USO versus UNG
UNG ended June 23 with a rise of ~1.1% after the EIA (U.S. Energy Information Administration) announced a 62 Bcf (billion cubic feet) addition to natural gas (UNG) (GASL) inventory levels. Analysts expected an addition of 61 Bcf, according to S&P Global Platts.
Natural gas July futures rose 0.78% and closed on June 23 at $2.70 per MMBtu (million British thermal unit). That was 2.5% below its highest level for 2016 of $2.77 per MMBtu on June 21, 2016. UNG tracks natural gas futures.
USO tracks crude oil futures (SCO) (UCO) (UWTI). It rose as the fear of a Brexit eased on June 23, 2016. However, on June 24, US crude oil fell to $46.76, which is 6.7% below its previous session’s closing price. This followed the announcement that Britain voted to exit the European Union.
Since June 16, USO has risen along with crude oil futures. It rose 9.1% between June 16 and 23, while crude oil futures rose 8.4% over that period.
Analyzing USO’s performance
USO rose 47.5% between February 11 and June 23, 2016. During that period, crude oil futures rose 89.7%. On February 11, crude oil futures hit their 2016 and 12-year lows.
From June 20, 2014, to date, USO has fallen about 60.1%. Crude oil futures have fallen 53.9%. The almost two-year downturn in crude oil prices started from a peak on June 20, 2014.
These numbers show USO’s low returns compared to crude oil futures.
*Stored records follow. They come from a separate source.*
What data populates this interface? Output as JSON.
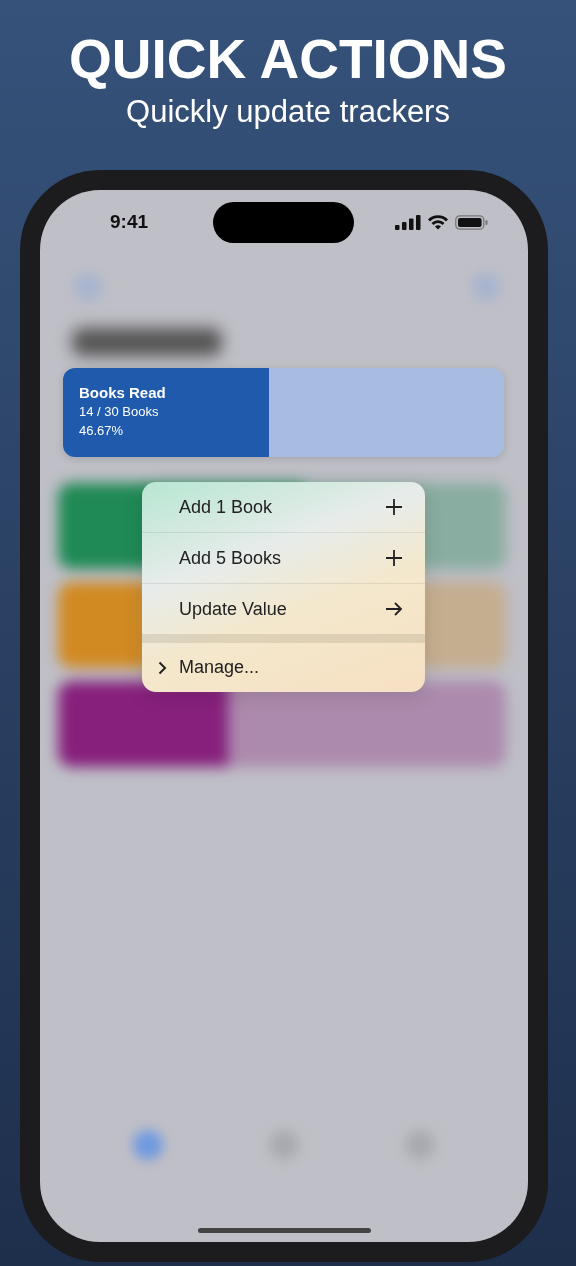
{
  "header": {
    "title": "QUICK ACTIONS",
    "subtitle": "Quickly update trackers"
  },
  "status_bar": {
    "time": "9:41"
  },
  "tracker": {
    "name": "Books Read",
    "progress": "14 / 30 Books",
    "percent": "46.67%",
    "level": 0.4667
  },
  "background_cards": [
    {
      "color": "#1f8a55",
      "level": 0.55
    },
    {
      "color": "#d18a22",
      "level": 0.2
    },
    {
      "color": "#86207c",
      "level": 0.38
    }
  ],
  "menu": {
    "items": [
      {
        "label": "Add 1 Book",
        "kind": "add"
      },
      {
        "label": "Add 5 Books",
        "kind": "add"
      },
      {
        "label": "Update Value",
        "kind": "open"
      },
      {
        "label": "Manage...",
        "kind": "submenu"
      }
    ]
  },
  "tab_bar": {
    "items": [
      {
        "selected": true
      },
      {
        "selected": false
      },
      {
        "selected": false
      }
    ]
  }
}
This is due to the small losses that USO suffers when the fund rolls its exposure to active crude oil futures that are at a higher price than the expiring futures contracts in the fund.
Investors can look at energy ETFs such as the Energy Select Sector SPDR ETF (XLE) and the SPDR S&P Oil & Gas Exploration & Production ETF (XOP) for exposure to the energy sector. They invest in oil and natural gas–weighted stocks as opposed to direct exposure to USO.
In the next part, we’ll look at XLE and hohw it has outperformed other SPDR ETFs.